La Palma Hot Springs Baths
The Fuente Santa spa is set on land reclaimed from the sea at the foot of a steep 150 metre volcanic cliff, near Echenvite beach. It sits directly on the lava flow from the 1971 eruption of the Teneguía volcano, part of the Cumbre Vieja volcanic ridge that runs north-south across La Palma Island. In 1667, an eruption of the San Antonio volcano buried the original medicinal water spring beneath 40 metres of lava. The source of the hot springs that feed the new spa was not located until recently.

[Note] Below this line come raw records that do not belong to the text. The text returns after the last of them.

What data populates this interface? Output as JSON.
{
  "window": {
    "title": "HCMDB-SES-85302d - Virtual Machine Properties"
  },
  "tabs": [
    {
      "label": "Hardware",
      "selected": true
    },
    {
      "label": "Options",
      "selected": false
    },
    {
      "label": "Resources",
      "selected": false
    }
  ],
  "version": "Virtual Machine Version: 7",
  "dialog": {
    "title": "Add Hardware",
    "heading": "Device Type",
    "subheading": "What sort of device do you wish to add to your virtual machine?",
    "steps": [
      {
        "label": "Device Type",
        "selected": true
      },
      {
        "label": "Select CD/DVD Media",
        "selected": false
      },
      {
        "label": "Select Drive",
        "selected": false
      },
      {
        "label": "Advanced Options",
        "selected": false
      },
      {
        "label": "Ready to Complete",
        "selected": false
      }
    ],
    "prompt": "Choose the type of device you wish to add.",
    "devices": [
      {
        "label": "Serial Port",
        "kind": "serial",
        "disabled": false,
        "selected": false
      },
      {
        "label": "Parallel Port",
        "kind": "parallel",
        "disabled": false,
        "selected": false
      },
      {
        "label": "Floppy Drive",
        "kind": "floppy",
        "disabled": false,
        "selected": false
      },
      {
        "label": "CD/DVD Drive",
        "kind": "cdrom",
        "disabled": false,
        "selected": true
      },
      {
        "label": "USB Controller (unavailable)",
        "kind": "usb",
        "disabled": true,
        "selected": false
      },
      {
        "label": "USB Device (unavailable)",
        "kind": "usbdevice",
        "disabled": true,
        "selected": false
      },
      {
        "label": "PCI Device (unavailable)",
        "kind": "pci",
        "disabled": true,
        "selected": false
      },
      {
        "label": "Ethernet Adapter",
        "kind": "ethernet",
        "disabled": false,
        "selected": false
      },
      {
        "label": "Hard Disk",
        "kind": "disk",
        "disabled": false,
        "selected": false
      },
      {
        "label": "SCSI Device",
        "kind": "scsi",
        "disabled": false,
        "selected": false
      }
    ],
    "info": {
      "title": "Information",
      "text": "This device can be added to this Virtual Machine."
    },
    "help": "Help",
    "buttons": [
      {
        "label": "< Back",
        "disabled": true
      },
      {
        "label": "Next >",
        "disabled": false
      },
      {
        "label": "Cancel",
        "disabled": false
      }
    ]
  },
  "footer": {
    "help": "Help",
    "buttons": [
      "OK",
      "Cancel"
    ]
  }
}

The new spa is a set of two overlapping dream-like landscapes with bathing ponds separated by a black perforated monolithic block with a fractured edge. Its colour, materiality and deformed geometry replicate the geology of the inaccesible lava surface lying below it, almost without contact between the two. The two landscapes are shaped by a set of smooth pools with different sizes, depths and salinities. The water is stained with colours that contrast with the deep black sea of lava and the blue ocean. The upper and lower pools form a spa with natural associations, despite their artificiality- regular but adapted to the lava, in continuity with the surroundings yet totally differentiated from them. Above the spreading roof surface, a myriad of pools in artificial colours hang over the lava landscape, relating to the remote western horizon. The pools are systematically repeated at constant distances and rhythms, generating an abstract foreground landscape that contrasts with the set of interior pools below the roof and their surreal softness.
The presence of Cesar Manrique spreads like a ghostly shadow of memories and dreams, open to the sky in an oniric landscape, a mixture of white floors, pools like transparent water droplets with the size of puddles in which the only real ground is the plane of the water in the swimming pools. Entering this landscape, visitors leave their routine behind and become submerged in a world of strange artificial geological formations, where body and views are treated by the stark contrast between the rough black lava, the different horizontals created by the slab and the water, strangely contained in clusters of bluish ponds.